2.12 The study found that before attending the programme a third of men made women do something sexual they did not want to do, but none did so after taking part in the programme (30 per cent to zero). In the same way, cases of the men using a weapon against their partner reduced from 29 per cent to zero.[1]


2.13 Far fewer women reported being physically injured after the programme, with 61 per cent before compared to 2 per cent after. Over half of the women reported feeling ‘very safe’ after the programme, compared to less than one in ten before the programme (51 per cent compared to 8 per cent). This approach can therefore be seen as crucial when attempting to reduce the amount and severity of domestic abuse.


2.14 Welsh Women’s Aid would also advise that the Bill incorporates a duty to pay regard to the UN Convention on the Elimination of All Forms of Discrimination Against Women (known as CEDAW) and the Council of Europe Convention on Preventing and Combating Violence Against Women and Domestic Violence (known as The Istanbul Convention)[2] which was adopted by the UK Government in 2012 but is yet to be ratified. As Wales are members of the EU through the UK, Wales will also be responsible for complying with the Istanbul Convention when ratified, and as safe housing is key to supporting victims of domestic abuse, it is important that registered social landlords are aware of the duties that come under these conventions.


2.15 Welsh Women’s Aid supports the proposals for a more flexible approach to tenancies, which supports women to remain in their homes when safe to do so, once the perpetrator has been evicted. We hope that for some women it will allow them to sustain their tenancy individually, maintaining independence and the security of a home and local support network.


2.16 We would strongly advise, that in the circumstance where an eviction takes place on the grounds of domestic abuse being perpetrated, that there is guidance for registered social landlords to signpost to local specialist services and ensure community support is arranged. We would recommend that this is explicit within the Bill.  


2.17 Welsh Women’s Aid feel it is also important to highlight the detrimental effect that the UK Government’s welfare reform may have on the success of flexible tenancies. This may be the case when the benefit cap and the spare room subsidy have an effect on whether a victim is able to afford to live alone, and the potential pressure this may impart for them to remain in a violent or unsafe home.


2.18 This concern also relates to tenancy arrangements for 16 and 17 year olds.

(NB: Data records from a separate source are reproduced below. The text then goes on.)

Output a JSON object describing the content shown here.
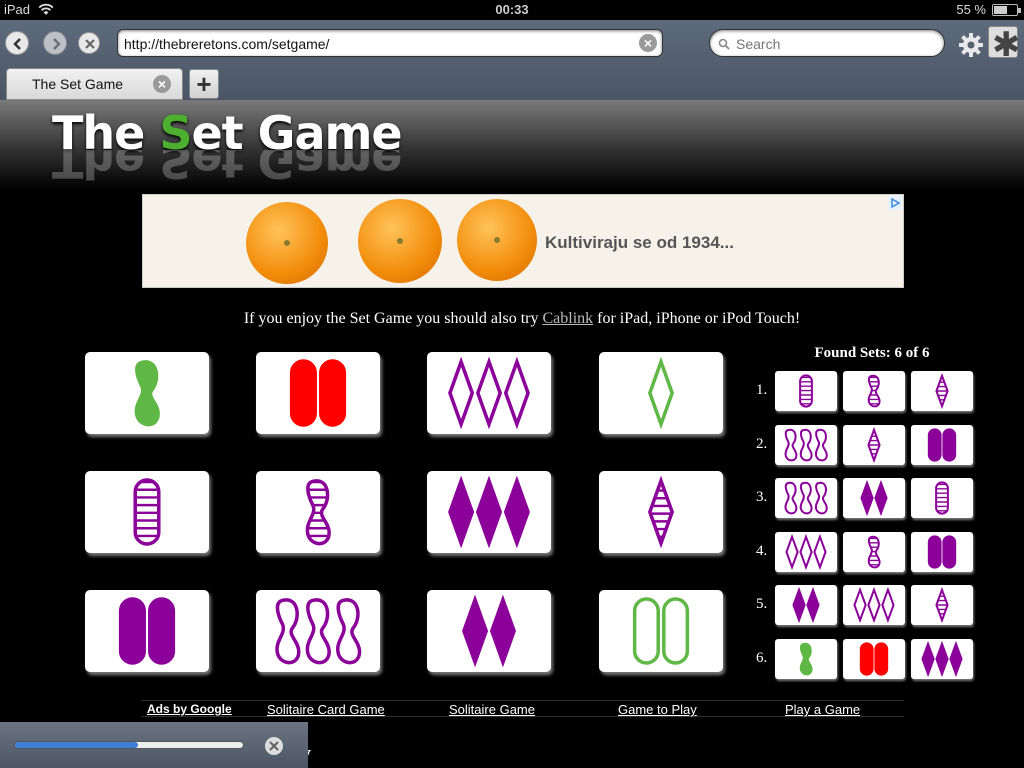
{
  "status_bar": {
    "device": "iPad",
    "time": "00:33",
    "battery_text": "55 %",
    "battery_level": 0.55
  },
  "browser": {
    "url": "http://thebreretons.com/setgame/",
    "search_placeholder": "Search",
    "tab_title": "The Set Game",
    "new_tab_label": "+",
    "load_progress": 0.54
  },
  "page": {
    "logo": {
      "pre": "The ",
      "accent": "S",
      "post": "et Game"
    },
    "ad": {
      "text": "Kultiviraju se od 1934...",
      "colors": {
        "orange": "#f28c0a"
      }
    },
    "promo": {
      "before": "If you enjoy the Set Game you should also try ",
      "link": "Cablink",
      "after": " for iPad, iPhone or iPod Touch!"
    },
    "found_sets_title": "Found Sets: 6 of 6",
    "footer": {
      "ads_label": "Ads by Google",
      "links": [
        "Solitaire Card Game",
        "Solitaire Game",
        "Game to Play",
        "Play a Game"
      ]
    },
    "partial_text": "y"
  },
  "colors": {
    "green": "#5fb845",
    "red": "#ff0000",
    "purple": "#8b0099"
  },
  "board": [
    {
      "count": 1,
      "shape": "squiggle",
      "fill": "solid",
      "color": "green"
    },
    {
      "count": 2,
      "shape": "oval",
      "fill": "solid",
      "color": "red"
    },
    {
      "count": 3,
      "shape": "diamond",
      "fill": "open",
      "color": "purple"
    },
    {
      "count": 1,
      "shape": "diamond",
      "fill": "open",
      "color": "green"
    },
    {
      "count": 1,
      "shape": "oval",
      "fill": "striped",
      "color": "purple"
    },
    {
      "count": 1,
      "shape": "squiggle",
      "fill": "striped",
      "color": "purple"
    },
    {
      "count": 3,
      "shape": "diamond",
      "fill": "solid",
      "color": "purple"
    },
    {
      "count": 1,
      "shape": "diamond",
      "fill": "striped",
      "color": "purple"
    },
    {
      "count": 2,
      "shape": "oval",
      "fill": "solid",
      "color": "purple"
    },
    {
      "count": 3,
      "shape": "squiggle",
      "fill": "open",
      "color": "purple"
    },
    {
      "count": 2,
      "shape": "diamond",
      "fill": "solid",
      "color": "purple"
    },
    {
      "count": 2,
      "shape": "oval",
      "fill": "open",
      "color": "green"
    }
  ],
  "found_sets": [
    {
      "label": "1.",
      "cards": [
        {
          "count": 1,
          "shape": "oval",
          "fill": "striped",
          "color": "purple"
        },
        {
          "count": 1,
          "shape": "squiggle",
          "fill": "striped",
          "color": "purple"
        },
        {
          "count": 1,
          "shape": "diamond",
          "fill": "striped",
          "color": "purple"
        }
      ]
    },
    {
      "label": "2.",
      "cards": [
        {
          "count": 3,
          "shape": "squiggle",
          "fill": "open",
          "color": "purple"
        },
        {
          "count": 1,
          "shape": "diamond",
          "fill": "striped",
          "color": "purple"
        },
        {
          "count": 2,
          "shape": "oval",
          "fill": "solid",
          "color": "purple"
        }
      ]
    },
    {
      "label": "3.",
      "cards": [
        {
          "count": 3,
          "shape": "squiggle",
          "fill": "open",
          "color": "purple"
        },
        {
          "count": 2,
          "shape": "diamond",
          "fill": "solid",
          "color": "purple"
        },
        {
          "count": 1,
          "shape": "oval",
          "fill": "striped",
          "color": "purple"
        }
      ]
    },
    {
      "label": "4.",
      "cards": [
        {
          "count": 3,
          "shape": "diamond",
          "fill": "open",
          "color": "purple"
        },
        {
          "count": 1,
          "shape": "squiggle",
          "fill": "striped",
          "color": "purple"
        },
        {
          "count": 2,
          "shape": "oval",
          "fill": "solid",
          "color": "purple"
        }
      ]
    },
    {
      "label": "5.",
      "cards": [
        {
          "count": 2,
          "shape": "diamond",
          "fill": "solid",
          "color": "purple"
        },
        {
          "count": 3,
          "shape": "diamond",
          "fill": "open",
          "color": "purple"
        },
        {
          "count": 1,
          "shape": "diamond",
          "fill": "striped",
          "color": "purple"
        }
      ]
    },
    {
      "label": "6.",
      "cards": [
        {
          "count": 1,
          "shape": "squiggle",
          "fill": "solid",
          "color": "green"
        },
        {
          "count": 2,
          "shape": "oval",
          "fill": "solid",
          "color": "red"
        },
        {
          "count": 3,
          "shape": "diamond",
          "fill": "solid",
          "color": "purple"
        }
      ]
    }
  ]
}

Welsh Women’s Aid supports the proposal to treat 16 and 17 year olds in exactly the same way as those aged 18+, however, girls between the age of 16 and 19 are also the most ‘at risk’ group in terms of experiencing domestic abuse with the CPS ‘Violence against Women and Girls Report stating that 25% of victims of violence against women were under the age of 24[3]. It is therefore vital that those aged 16-17 are also afforded the same protection in housing as those aged 18+, as well as a sensitivity to these increased levels of victimisation.


2.19 There are also relevant concerns in relation to the impact of welfare reform on these proposals, and how effectively they can be implemented. The single room rate for individuals under 25 may affect their ability to maintain their tenancy individually even with legal support through housing.


3.0 Thank you again for the opportunity to contribute to this consultation. If you require any further clarification of the information contained in this response, or any other matter relating to volence against women, please do not hesitate to get in touch.



Becky Jones (Policy Officer)

Welsh Women’s Aid





[2] http://www.coe.int/t/dghl/standardsetting/convention-violence/about_en.asp

[3] http://www.cps.gov.uk/publications/docs/cps_vawg_report_2014.pdf